• Entries supplied:
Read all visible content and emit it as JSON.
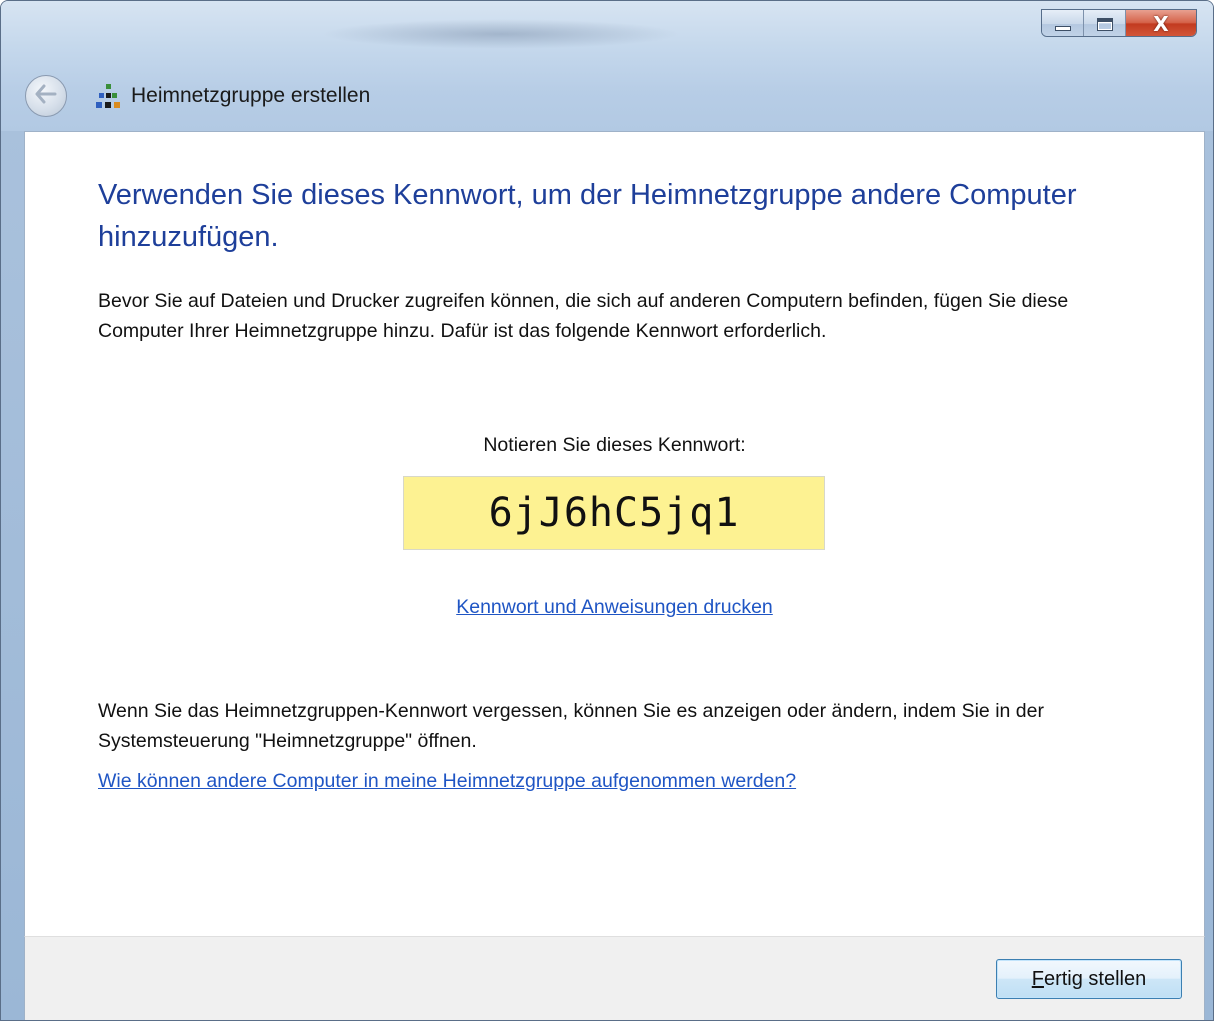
{
  "window": {
    "title": "Heimnetzgruppe erstellen",
    "controls": {
      "minimize_icon": "minimize-icon",
      "maximize_icon": "maximize-icon",
      "close_glyph": "X"
    }
  },
  "nav": {
    "back_arrow": "↩",
    "back_icon": "back-arrow-icon",
    "app_icon": "homegroup-icon"
  },
  "page": {
    "headline": "Verwenden Sie dieses Kennwort, um der Heimnetzgruppe andere Computer hinzuzufügen.",
    "intro": "Bevor Sie auf Dateien und Drucker zugreifen können, die sich auf anderen Computern befinden, fügen Sie diese Computer Ihrer Heimnetzgruppe hinzu. Dafür ist das folgende Kennwort erforderlich.",
    "password_label": "Notieren Sie dieses Kennwort:",
    "password": "6jJ6hC5jq1",
    "print_link": "Kennwort und Anweisungen drucken",
    "forgot_text": "Wenn Sie das Heimnetzgruppen-Kennwort vergessen, können Sie es anzeigen oder ändern, indem Sie in der Systemsteuerung \"Heimnetzgruppe\" öffnen.",
    "help_link": "Wie können andere Computer in meine Heimnetzgruppe aufgenommen werden?"
  },
  "footer": {
    "finish_button_accel": "F",
    "finish_button_rest": "ertig stellen"
  },
  "colors": {
    "heading": "#1e3f9a",
    "link": "#1f55c4",
    "password_bg": "#fdf292",
    "close_button": "#c23b20"
  }
}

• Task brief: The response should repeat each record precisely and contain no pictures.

• Expected output:
Read all visible content and emit it as JSON.
{
  "window": {
    "title": "Heimnetzgruppe erstellen",
    "controls": {
      "minimize_icon": "minimize-icon",
      "maximize_icon": "maximize-icon",
      "close_glyph": "X"
    }
  },
  "nav": {
    "back_arrow": "↩",
    "back_icon": "back-arrow-icon",
    "app_icon": "homegroup-icon"
  },
  "page": {
    "headline": "Verwenden Sie dieses Kennwort, um der Heimnetzgruppe andere Computer hinzuzufügen.",
    "intro": "Bevor Sie auf Dateien und Drucker zugreifen können, die sich auf anderen Computern befinden, fügen Sie diese Computer Ihrer Heimnetzgruppe hinzu. Dafür ist das folgende Kennwort erforderlich.",
    "password_label": "Notieren Sie dieses Kennwort:",
    "password": "6jJ6hC5jq1",
    "print_link": "Kennwort und Anweisungen drucken",
    "forgot_text": "Wenn Sie das Heimnetzgruppen-Kennwort vergessen, können Sie es anzeigen oder ändern, indem Sie in der Systemsteuerung \"Heimnetzgruppe\" öffnen.",
    "help_link": "Wie können andere Computer in meine Heimnetzgruppe aufgenommen werden?"
  },
  "footer": {
    "finish_button_accel": "F",
    "finish_button_rest": "ertig stellen"
  },
  "colors": {
    "heading": "#1e3f9a",
    "link": "#1f55c4",
    "password_bg": "#fdf292",
    "close_button": "#c23b20"
  }
}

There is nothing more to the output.